»»
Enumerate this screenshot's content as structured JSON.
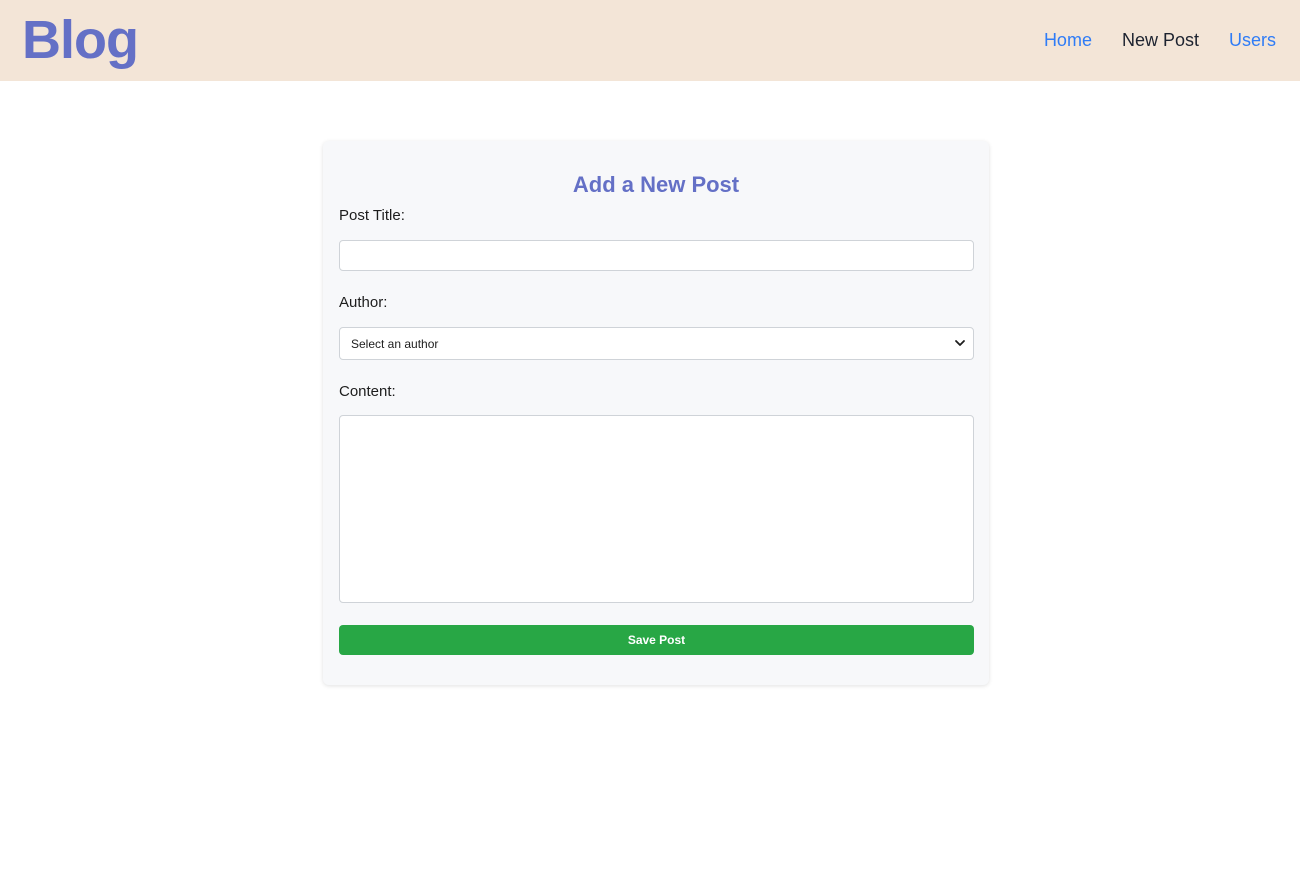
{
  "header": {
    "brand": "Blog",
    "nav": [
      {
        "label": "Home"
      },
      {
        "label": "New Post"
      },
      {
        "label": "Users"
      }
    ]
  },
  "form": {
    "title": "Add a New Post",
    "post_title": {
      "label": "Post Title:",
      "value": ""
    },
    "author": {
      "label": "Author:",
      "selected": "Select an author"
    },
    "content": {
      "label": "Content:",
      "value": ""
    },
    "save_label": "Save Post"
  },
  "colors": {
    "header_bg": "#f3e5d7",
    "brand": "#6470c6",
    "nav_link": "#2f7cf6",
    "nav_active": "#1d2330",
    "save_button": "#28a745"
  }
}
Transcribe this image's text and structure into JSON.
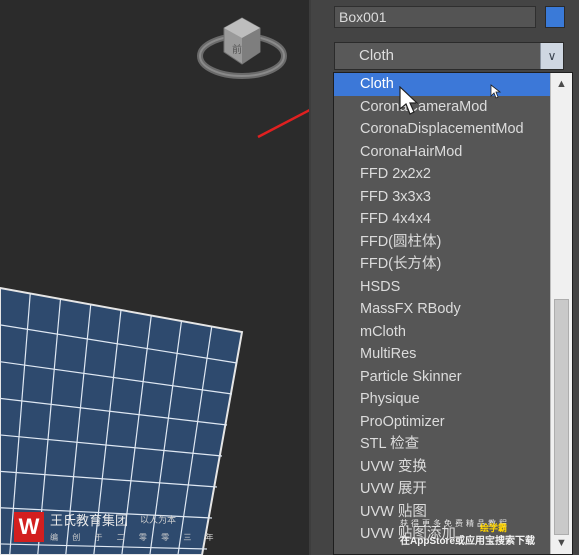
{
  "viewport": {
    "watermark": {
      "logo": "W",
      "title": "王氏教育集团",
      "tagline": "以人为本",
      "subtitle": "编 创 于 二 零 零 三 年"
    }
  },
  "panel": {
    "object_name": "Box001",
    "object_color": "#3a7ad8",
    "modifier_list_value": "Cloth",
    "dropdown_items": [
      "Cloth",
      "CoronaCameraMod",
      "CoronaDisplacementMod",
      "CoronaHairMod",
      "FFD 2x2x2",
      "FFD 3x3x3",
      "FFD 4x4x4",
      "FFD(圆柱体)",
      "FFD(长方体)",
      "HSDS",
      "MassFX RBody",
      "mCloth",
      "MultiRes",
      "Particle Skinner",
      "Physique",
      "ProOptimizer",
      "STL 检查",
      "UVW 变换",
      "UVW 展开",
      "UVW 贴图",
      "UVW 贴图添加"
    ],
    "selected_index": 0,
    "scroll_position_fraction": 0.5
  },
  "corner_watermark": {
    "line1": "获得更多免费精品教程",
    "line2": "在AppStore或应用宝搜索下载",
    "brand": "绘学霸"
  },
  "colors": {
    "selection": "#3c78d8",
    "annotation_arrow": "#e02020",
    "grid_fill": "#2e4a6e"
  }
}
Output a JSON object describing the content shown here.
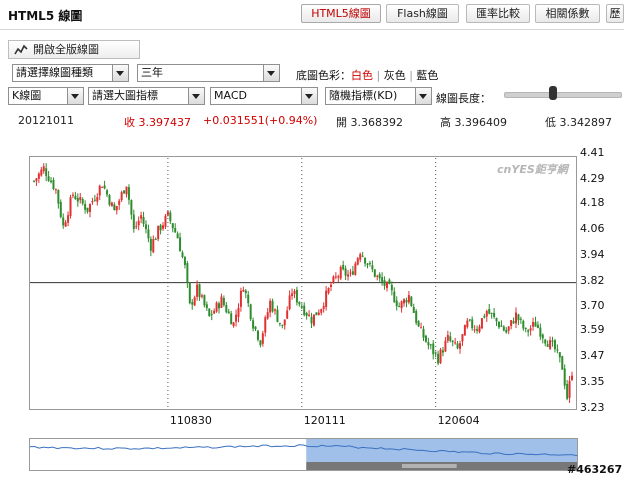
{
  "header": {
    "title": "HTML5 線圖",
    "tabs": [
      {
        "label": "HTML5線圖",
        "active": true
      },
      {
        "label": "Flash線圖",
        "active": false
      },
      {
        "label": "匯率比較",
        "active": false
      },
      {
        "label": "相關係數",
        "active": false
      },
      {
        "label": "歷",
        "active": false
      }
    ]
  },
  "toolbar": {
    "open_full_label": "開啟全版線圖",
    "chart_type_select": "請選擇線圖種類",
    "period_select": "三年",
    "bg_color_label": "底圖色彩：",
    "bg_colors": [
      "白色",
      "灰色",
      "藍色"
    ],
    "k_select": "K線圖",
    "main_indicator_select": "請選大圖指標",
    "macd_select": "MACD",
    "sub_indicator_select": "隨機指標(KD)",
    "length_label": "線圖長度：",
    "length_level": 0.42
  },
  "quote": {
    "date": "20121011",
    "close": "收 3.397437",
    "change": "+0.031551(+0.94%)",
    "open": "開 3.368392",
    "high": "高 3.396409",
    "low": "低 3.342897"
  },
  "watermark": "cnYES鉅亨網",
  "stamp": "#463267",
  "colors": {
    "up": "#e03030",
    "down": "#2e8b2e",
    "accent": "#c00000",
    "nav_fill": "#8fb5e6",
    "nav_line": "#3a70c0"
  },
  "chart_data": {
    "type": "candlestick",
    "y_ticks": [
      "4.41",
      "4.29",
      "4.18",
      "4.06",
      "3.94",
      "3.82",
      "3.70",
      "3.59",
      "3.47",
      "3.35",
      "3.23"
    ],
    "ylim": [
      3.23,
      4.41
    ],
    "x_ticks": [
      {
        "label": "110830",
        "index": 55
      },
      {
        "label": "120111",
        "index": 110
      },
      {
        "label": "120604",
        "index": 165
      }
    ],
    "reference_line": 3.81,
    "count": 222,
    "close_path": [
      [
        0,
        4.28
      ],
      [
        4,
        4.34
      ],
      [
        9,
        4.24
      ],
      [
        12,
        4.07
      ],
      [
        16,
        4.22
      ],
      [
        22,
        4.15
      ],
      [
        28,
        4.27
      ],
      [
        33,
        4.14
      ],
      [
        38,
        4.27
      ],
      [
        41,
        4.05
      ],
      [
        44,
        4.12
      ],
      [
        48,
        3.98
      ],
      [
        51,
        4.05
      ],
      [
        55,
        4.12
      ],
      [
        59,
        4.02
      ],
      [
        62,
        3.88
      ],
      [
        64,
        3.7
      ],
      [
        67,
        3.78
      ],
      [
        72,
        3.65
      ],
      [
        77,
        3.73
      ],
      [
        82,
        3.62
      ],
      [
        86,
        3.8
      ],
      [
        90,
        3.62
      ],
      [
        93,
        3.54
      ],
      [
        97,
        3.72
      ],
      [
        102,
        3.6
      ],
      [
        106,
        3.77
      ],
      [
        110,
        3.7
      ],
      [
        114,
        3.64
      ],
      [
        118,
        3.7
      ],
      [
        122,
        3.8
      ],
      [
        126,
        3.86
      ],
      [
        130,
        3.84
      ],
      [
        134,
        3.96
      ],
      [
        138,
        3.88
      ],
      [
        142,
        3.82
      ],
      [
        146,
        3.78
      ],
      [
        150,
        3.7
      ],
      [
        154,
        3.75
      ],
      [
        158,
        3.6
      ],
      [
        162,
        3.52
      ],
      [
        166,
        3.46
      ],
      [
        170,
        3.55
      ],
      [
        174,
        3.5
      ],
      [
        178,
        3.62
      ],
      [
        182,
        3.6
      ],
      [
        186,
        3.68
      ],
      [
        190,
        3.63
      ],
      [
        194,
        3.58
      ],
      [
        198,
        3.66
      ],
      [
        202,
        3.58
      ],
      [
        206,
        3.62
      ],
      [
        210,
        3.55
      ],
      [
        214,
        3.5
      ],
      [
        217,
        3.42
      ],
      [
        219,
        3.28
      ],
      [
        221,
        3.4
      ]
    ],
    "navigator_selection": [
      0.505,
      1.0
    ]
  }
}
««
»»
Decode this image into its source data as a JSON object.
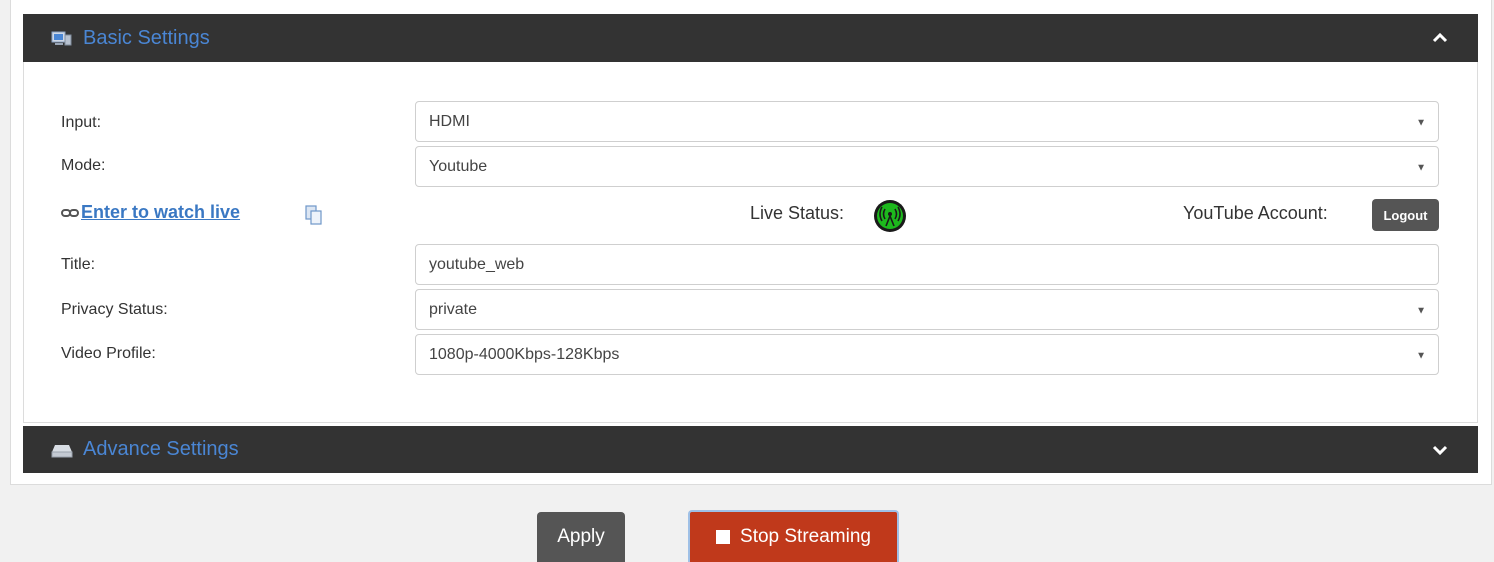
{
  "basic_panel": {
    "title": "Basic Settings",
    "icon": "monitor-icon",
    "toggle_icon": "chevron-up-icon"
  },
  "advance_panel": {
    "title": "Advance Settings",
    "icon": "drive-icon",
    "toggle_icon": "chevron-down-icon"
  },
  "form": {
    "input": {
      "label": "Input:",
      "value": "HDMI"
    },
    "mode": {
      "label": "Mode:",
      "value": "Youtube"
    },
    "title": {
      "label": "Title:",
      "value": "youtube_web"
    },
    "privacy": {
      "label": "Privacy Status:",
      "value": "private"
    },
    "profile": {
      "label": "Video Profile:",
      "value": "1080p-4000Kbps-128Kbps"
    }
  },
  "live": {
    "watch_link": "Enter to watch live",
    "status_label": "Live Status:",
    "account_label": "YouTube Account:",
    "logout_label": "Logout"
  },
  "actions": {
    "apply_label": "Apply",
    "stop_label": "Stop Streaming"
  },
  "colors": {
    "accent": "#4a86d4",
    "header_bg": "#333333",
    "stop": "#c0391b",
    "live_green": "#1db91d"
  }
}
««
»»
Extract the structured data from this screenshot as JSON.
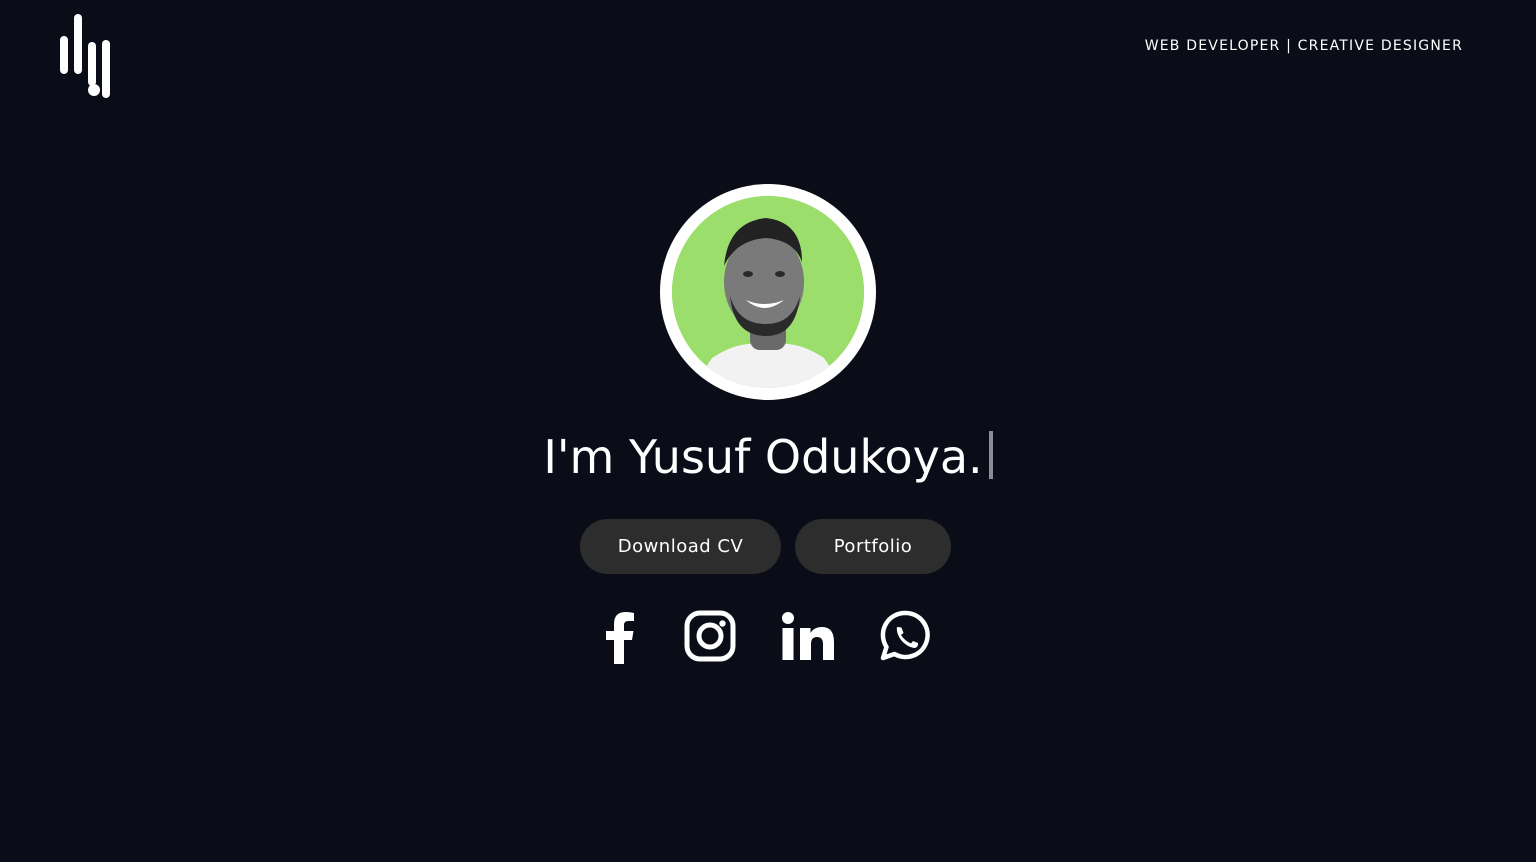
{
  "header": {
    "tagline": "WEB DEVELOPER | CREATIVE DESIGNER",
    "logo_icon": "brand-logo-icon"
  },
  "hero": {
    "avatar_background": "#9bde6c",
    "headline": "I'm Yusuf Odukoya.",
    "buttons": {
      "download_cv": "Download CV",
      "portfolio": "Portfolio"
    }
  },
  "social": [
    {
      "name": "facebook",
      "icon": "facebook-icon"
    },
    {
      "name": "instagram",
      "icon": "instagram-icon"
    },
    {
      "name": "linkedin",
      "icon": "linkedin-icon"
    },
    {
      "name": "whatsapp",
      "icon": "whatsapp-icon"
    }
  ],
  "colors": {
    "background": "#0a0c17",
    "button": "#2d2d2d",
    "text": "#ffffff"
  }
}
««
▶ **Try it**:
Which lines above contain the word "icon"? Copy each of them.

▶ **Exercise solution**:
    "icon": "monitor-icon",
    "toggle_icon": "chevron-up-icon"
    "icon": "drive-icon",
    "toggle_icon": "chevron-down-icon"
    "logo_icon": "brand-logo-icon"
      "icon": "facebook-icon"
      "icon": "instagram-icon"
      "icon": "linkedin-icon"
      "icon": "whatsapp-icon"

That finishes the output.